*** AVAILABLE DATA Section Begins ***

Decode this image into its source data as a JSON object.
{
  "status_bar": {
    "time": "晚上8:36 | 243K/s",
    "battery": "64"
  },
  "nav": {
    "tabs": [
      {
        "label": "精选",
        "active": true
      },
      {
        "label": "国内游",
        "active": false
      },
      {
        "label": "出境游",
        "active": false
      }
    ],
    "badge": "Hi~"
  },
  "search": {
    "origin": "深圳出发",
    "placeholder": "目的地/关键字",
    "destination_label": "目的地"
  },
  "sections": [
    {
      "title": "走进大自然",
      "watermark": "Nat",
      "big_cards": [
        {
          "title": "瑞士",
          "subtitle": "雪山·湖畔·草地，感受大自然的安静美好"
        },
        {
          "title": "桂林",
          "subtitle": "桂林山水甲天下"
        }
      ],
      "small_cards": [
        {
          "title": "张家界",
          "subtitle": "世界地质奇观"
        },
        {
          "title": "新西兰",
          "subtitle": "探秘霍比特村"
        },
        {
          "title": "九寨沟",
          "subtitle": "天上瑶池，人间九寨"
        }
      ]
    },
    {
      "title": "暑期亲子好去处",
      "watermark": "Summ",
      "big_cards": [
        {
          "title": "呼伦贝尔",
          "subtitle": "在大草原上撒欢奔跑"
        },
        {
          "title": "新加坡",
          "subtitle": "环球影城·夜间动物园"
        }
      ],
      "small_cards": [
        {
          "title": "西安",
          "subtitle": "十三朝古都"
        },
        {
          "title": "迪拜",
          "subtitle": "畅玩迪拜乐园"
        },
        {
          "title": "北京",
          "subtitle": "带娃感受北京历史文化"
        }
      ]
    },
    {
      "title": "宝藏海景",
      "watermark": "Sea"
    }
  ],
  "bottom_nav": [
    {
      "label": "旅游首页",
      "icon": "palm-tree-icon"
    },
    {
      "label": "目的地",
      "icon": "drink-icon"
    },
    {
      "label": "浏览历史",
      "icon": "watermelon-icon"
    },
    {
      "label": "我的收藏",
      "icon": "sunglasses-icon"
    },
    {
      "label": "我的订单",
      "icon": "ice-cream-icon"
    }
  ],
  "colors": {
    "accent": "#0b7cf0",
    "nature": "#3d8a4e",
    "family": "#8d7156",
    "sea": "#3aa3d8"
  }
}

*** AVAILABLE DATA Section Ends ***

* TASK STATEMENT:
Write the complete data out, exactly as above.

* REPLY TO THE EXERCISE:
Decode this image into its source data as a JSON object.
{
  "status_bar": {
    "time": "晚上8:36 | 243K/s",
    "battery": "64"
  },
  "nav": {
    "tabs": [
      {
        "label": "精选",
        "active": true
      },
      {
        "label": "国内游",
        "active": false
      },
      {
        "label": "出境游",
        "active": false
      }
    ],
    "badge": "Hi~"
  },
  "search": {
    "origin": "深圳出发",
    "placeholder": "目的地/关键字",
    "destination_label": "目的地"
  },
  "sections": [
    {
      "title": "走进大自然",
      "watermark": "Nat",
      "big_cards": [
        {
          "title": "瑞士",
          "subtitle": "雪山·湖畔·草地，感受大自然的安静美好"
        },
        {
          "title": "桂林",
          "subtitle": "桂林山水甲天下"
        }
      ],
      "small_cards": [
        {
          "title": "张家界",
          "subtitle": "世界地质奇观"
        },
        {
          "title": "新西兰",
          "subtitle": "探秘霍比特村"
        },
        {
          "title": "九寨沟",
          "subtitle": "天上瑶池，人间九寨"
        }
      ]
    },
    {
      "title": "暑期亲子好去处",
      "watermark": "Summ",
      "big_cards": [
        {
          "title": "呼伦贝尔",
          "subtitle": "在大草原上撒欢奔跑"
        },
        {
          "title": "新加坡",
          "subtitle": "环球影城·夜间动物园"
        }
      ],
      "small_cards": [
        {
          "title": "西安",
          "subtitle": "十三朝古都"
        },
        {
          "title": "迪拜",
          "subtitle": "畅玩迪拜乐园"
        },
        {
          "title": "北京",
          "subtitle": "带娃感受北京历史文化"
        }
      ]
    },
    {
      "title": "宝藏海景",
      "watermark": "Sea"
    }
  ],
  "bottom_nav": [
    {
      "label": "旅游首页",
      "icon": "palm-tree-icon"
    },
    {
      "label": "目的地",
      "icon": "drink-icon"
    },
    {
      "label": "浏览历史",
      "icon": "watermelon-icon"
    },
    {
      "label": "我的收藏",
      "icon": "sunglasses-icon"
    },
    {
      "label": "我的订单",
      "icon": "ice-cream-icon"
    }
  ],
  "colors": {
    "accent": "#0b7cf0",
    "nature": "#3d8a4e",
    "family": "#8d7156",
    "sea": "#3aa3d8"
  }
}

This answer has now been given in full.